Malawi, one of the clinical trial sites, suffers from a high prevalence of HIV. To combat this, in 2011 the nation’s Ministry of Health, together with key philanthropic partners [PDF], took an unprecedented step, declaring that every HIV-positive pregnant woman should receive a highly effective therapy called Option B+. The program has been wildly successful. In one year, the country went from only 1,257 HIV-positive pregnant women taking therapy to more than 10,000. In just a year, more than 7,000 babies were prevented from being born with HIV. This approach has also been shown to be cost-effective. Given this success, it’s difficult to comprehend why an ongoing U.S.-backed study would deny this transparently effective therapy.

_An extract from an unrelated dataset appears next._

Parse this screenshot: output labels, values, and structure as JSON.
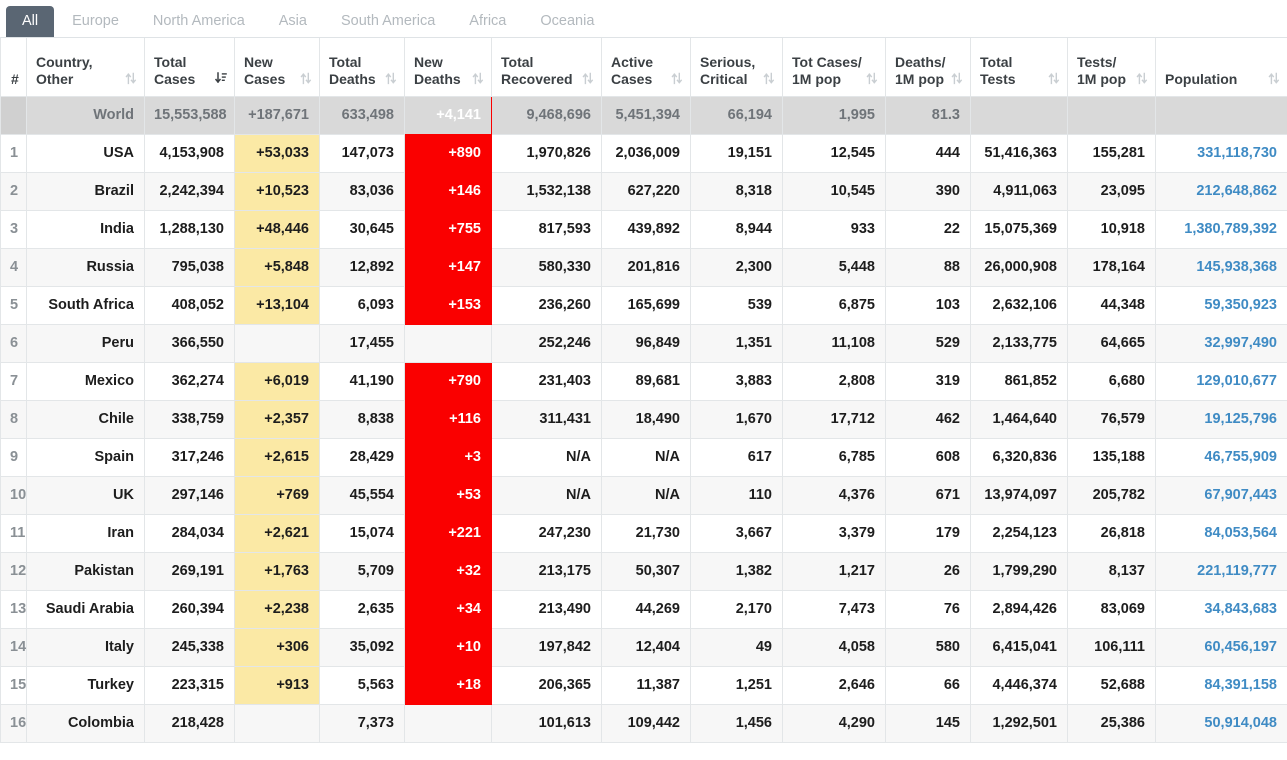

The PROMISE trial is not the first of its kind. Another NIH-supported clinical trial, this time in Zambia, enrolled as late as 2006 and followed 1,229 HIV-positive pregnant women. Only six of these women benefitted from therapy, which was not provided by the study. Researchers measured every way that babies could die: miscarriage, stillbirth, as a newborn, and as an infant. They found that advanced HIV in the mother greatly impacts infant mortality and transmission rates. The researchers denied therapy to the developing infants, thereby exposing them to the deadly virus. Instead of spending a modest sum on antivirals, a large budget was spent on advanced molecular techniques. It would be impossible to perform these kinds of analyses on women undergoing therapy: the medication is simply too good at protecting the unborn child. No ethical review board would approve a study like this in the U.S.
The research produced by the PROMISE and other trials has greatly benefitted the scientific community. It’s given us needed insight into how HIV is transmitted and provided a peek into the unique mix of genetics and immunity that occurs between mother and child. These are insights that we can’t gain by animal studies or in cell culture. However, it is possible to gain similar, although not equal, data from retrospective studies that use archived samples, for which no one must be denied effective treatment.
The World Health Organization last year recommended that all HIV-positive pregnant women receive Option B+, citing the “important advantages” of the therapy. The recommendation has not altered the PROMISE trial. For many, this is a time to rethink how we regulate human studies of all diseases. If we are to avoid our history of wrongdoing in research, we need to start protecting the patients, no matter where they live or what their data might be worth.
Nathalia Holt is a microbiologist and author of Cured: How the Berlin Patients Defeated HIV and Forever Changed Medical Science (Dutton/Penguin 2014) and Rise of the Rocket Girls: The Women Who Propelled Us from Missiles to the Moon to Mars (Little, Brown 2016).